Section C.

The Capital Collective was an outgrowth of the Detroit Organizing Committee (D.O.C.). Never having a systematic and disciplined educational program, D.O.C. formulated no clear political line, relied upon spontaneous practice and organized along national lines, i.e., “whites in white organizations, blacks in black organizations, etc.” Most of us had declared ourselves communist on the simple basis that we were struggling against imperialism and putting all our faith in the proletariat. Those of us from the working class had defined ourselves as different or more revolutionary than the petty bourgeois elements that had infiltrated the working class movement, because we ourselves came from the working class. Those of us from petty bourgeois backgrounds declared that we were more revolutionary because we concretely merged with the working class and therefore were more revolutionary than other petty bourgeois radicals. This unbridled chauvinism led us down the path of economism and reformism, outright revisionism.

After realizing the imperative need for firm grounding in the science of Marxism-Leninism, ex-members of D.O.C. who were honest Marxist-Leninist and other individuals who had related to D.O.C. formed an educational collective. The group was democratically organized in the summer of 1972. Its first task was to study the three volumes of Capital.

The Capital Collective was a study circle and as such a primitive organization. Lenin had this to say about study circles using a student circle as an example:

A student circle establishes contacts with workers and sets to work without any connection with the old members of the movement, without any connection with study circles in other districts, or even in other parts of the same city (or even in other educational institutions) without any organization of the various divisions of revolutionary work, without any systematic plan of activity covering any length of time. (Lenin, What Is To Be Done?)

The Capital Collective went even further, in fact, by stating that it existed solely for the study of Capital and that any practical work the comrades were doing was on their own and not the business or responsibility of the circle. This remained the basic flaw of the Capital Collective, the separation of theory and practice, until the Conference of North American Marxist-Leninists in May of 1973. After participating in the Conference, this contradiction within the collective became antagonistic and manifested itself in various situations. The Capital Collective comrades finally realized that this contradiction involved a fundamental hostility towards the science of Marxism-Leninism and a purge finally took place over the principle of Marxism-Leninism.

During this period after the May Conference the collective participated in establishing the local continuations committee and had a member on the National Continuations Committee. The collective terminated its study of Capital in preparation for the upcoming Congress and the formation of a Multi-National Marxist-Leninist Communist Party.


Comrades, in conclusion, we can only look at this motion, the motion that has divided us and at the same time once again united us; as Comrade Stalin so correctly explained:

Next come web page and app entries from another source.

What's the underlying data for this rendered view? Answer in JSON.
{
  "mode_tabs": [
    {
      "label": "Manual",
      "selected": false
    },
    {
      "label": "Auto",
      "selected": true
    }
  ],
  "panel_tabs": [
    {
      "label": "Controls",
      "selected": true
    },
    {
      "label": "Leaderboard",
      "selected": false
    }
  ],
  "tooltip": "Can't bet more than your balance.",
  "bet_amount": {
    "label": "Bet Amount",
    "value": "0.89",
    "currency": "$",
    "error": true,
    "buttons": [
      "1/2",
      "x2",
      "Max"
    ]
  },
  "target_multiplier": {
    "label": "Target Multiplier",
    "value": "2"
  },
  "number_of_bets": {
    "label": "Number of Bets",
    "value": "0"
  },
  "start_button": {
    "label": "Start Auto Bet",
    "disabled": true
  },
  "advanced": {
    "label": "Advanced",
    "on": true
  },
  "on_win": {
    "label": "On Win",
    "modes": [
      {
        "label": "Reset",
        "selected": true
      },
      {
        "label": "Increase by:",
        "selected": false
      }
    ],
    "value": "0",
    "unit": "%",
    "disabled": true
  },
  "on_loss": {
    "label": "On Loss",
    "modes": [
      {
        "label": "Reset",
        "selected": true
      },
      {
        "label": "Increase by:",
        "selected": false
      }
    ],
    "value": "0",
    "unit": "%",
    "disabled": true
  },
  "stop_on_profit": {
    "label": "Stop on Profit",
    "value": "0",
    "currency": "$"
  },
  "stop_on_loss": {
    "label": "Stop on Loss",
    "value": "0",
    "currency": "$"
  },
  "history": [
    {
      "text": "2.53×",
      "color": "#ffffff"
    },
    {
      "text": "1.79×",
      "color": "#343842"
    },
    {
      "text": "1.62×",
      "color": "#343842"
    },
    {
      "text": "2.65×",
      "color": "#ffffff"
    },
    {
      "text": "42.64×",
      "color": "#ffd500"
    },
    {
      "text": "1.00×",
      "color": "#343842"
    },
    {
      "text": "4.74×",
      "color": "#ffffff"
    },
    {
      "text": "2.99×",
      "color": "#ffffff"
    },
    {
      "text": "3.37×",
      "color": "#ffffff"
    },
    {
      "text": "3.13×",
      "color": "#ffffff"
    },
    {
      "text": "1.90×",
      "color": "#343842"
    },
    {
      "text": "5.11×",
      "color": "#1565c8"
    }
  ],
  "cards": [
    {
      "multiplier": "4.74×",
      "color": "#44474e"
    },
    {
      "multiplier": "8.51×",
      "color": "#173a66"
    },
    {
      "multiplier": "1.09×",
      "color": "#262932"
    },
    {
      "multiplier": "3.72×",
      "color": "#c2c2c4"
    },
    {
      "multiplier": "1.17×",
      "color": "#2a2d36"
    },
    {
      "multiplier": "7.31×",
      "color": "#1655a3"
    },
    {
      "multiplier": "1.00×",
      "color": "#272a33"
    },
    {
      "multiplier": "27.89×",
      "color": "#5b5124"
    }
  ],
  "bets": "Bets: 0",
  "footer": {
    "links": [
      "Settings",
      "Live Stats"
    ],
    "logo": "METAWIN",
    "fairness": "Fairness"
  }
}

The dialectical method therefore holds that the process of development should be understood not as a movement in a circle, not as a simple repetition of what has already occurred, but as an onward and upward movement, as a transition from an old qualitative state to a new qualitative state, as a development from simple to the complex, from the lower to the higher. (Dialectical and Historical Materialism, p. 9.)

Comrades, we have all moved from that old qualitative to a new qualitative state (the Party). In order to continue this forward motion we must enrich our understanding of Marxism-Leninism and learn as Marx said in his Contribution to the Critique of Political Economy, “Everything in the world is in motion...Life changes, productive forces grow, old relations collapse.”